NEW YORK — Black Friday fatigue is setting in.
Early discounting, more online shopping and a mixed economy meant fewer people shopped over Thanksgiving weekend, according to a survey of shoppers released Sunday by the National Retail Federation.
Overall, 133.7 million people shopped at stores and online over the four-day holiday weekend, down 5.2 percent from last year, according to a survey of 4,631 people conducted by Prosper Insights & Analytics for the trade group.
Total spending for the weekend is expected to fall 11 percent to $50.9 billion from an estimated $57.4 billion last year. Shoppers, on average, are expected to spend $380.95 over the four days, down 6.4 percent from $407.02 last year. That marked the second year in a row spending was down.
Part of the reason is that Target, Macy's, Wal-Mart and other major retailers pushed fat holiday discounts as early as Halloween and opened stores even earlier on Thanksgiving to kick off the holiday shopping season, stealing some thunder from Black Friday and the rest of the weekend.
The preliminary data also raises worries shoppers remain frugal despite improving employment and falling gas prices.

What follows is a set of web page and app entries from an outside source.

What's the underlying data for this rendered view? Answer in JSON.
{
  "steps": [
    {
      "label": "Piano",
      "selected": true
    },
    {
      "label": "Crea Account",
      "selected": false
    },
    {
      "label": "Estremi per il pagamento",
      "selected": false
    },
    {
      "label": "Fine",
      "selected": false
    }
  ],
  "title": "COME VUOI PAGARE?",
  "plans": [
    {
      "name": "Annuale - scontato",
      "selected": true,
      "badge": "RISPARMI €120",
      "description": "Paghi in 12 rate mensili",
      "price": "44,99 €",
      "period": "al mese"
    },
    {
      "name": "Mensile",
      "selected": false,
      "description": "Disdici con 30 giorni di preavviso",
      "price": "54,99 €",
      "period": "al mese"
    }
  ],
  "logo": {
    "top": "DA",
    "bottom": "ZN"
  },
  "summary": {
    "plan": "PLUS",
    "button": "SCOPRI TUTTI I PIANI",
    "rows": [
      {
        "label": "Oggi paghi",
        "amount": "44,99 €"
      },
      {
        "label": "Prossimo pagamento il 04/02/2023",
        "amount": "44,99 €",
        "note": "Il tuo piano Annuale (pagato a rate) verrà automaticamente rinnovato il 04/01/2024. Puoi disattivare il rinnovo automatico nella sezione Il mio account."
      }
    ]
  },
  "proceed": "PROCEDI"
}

Matt Shay, the trade group's CEO, told reporters that the effect of the economy is puzzling, but he believes that people benefiting a recovering economy may not feel the need to fight the crowds to get the deepest discount on a TV or toaster. And those who still feel like they're still stuck in a recession may not have the money and will stretch out what they spend through Christmas.
"While they're more optimistic, they're very cautious," Shay told reporters during a conference call. "They're still looking for the deals. If the deals are not right for them, they're not going to spend."
Bottom line: Expect more deep discounting, all season long.
"Every day will be Black Friday. Every minute will be Cyber Monday," he said.
That could be what it takes to get shoppers to open their wallets for the holiday shopping season, which accounts for 20 percent of the retail industry's annual sales.
Despite an improving economy, high food prices and stagnant wages are still affecting on shoppers.
And people also are becoming more discerning when they shop. Armed with smartphones and price-comparison apps, they know what's a good deal, and what's not.
Kimani Brown, 39, of Manhattan, was among the Black Friday defectors. After four years of braving the crowds, he called it quits this year.
"I consider myself a smart shopper. And it's not as alluring as it used to be," Brown said. "It's a marketing tool, and I don't want to be pulled into it." He said he looked at the sales and wasn't impressed.
Moreover, he says he tended to overspend during the Black Friday sales because he got caught up in the frenzy, and he paid the price in January when he looked at his credit card statement.
Instead, he says he will be looking at what is known as Cyber Monday, the online shopping day after Thanksgiving weekend.
And some Thanksgiving shoppers felt they were doing it against their will. Cathyliz Lopez, of New York City, said she was forced to shop on the holiday because they felt the deals were better than Black Friday.
"It's ruining the spirit of Thanksgiving," said the 20-year-old who was shopping at Target's East Harlem store on Thursday. "But I was checking all the ads, and the best deals were today."
The National Retail Federation is still predicting a 4.1 percent increase in holiday sales to $616.9 billion. That would be the highest increase since the 4.8 percent gain in 2011.
Some stores and malls had reason to be optimistic
Dan Jasper, a spokesman at Bloomington, Minnesota-based Mall of America, said customer counts are tracking up 5 to 6 percent for the four-day weekend. One plus: Shoppers were doing more buying for themselves.
"People were in an optimistic mood," he said. "They felt confident in the economy."
CEOs at Target and Toys R Us said they saw shoppers not just concentrated on the doorbuster items but throwing in extra items in their carts. Macy's CEO Terry Lundgren told The Associated Press that he's hoping lower gas prices will help spending.
"There's reason to believe that confidence should continue to grow. That should be good for discretionary spending," he said.
In a separate report out Saturday, IBM said online sales for Black Friday climbed 9.5 percent over the same day last year. More than one of every four transactions was made using a smartphone or tablet computer.
But the early start pulled sales forward, resulting in sales declines at stores for Black Friday for the second time in a row. Shoppers spent $9.1 billion at stores on Black Friday, according to data out Saturday from research firm ShopperTrak. That's a drop of 7 percent compared with the same day last year.
Sales on Thanksgiving jumped 24 percent to $3.2 billion from $2.5 billion a year ago. And overall sales for the two days are expected to slip half a percent to $12.29 billion. Those figures don't include online transactions.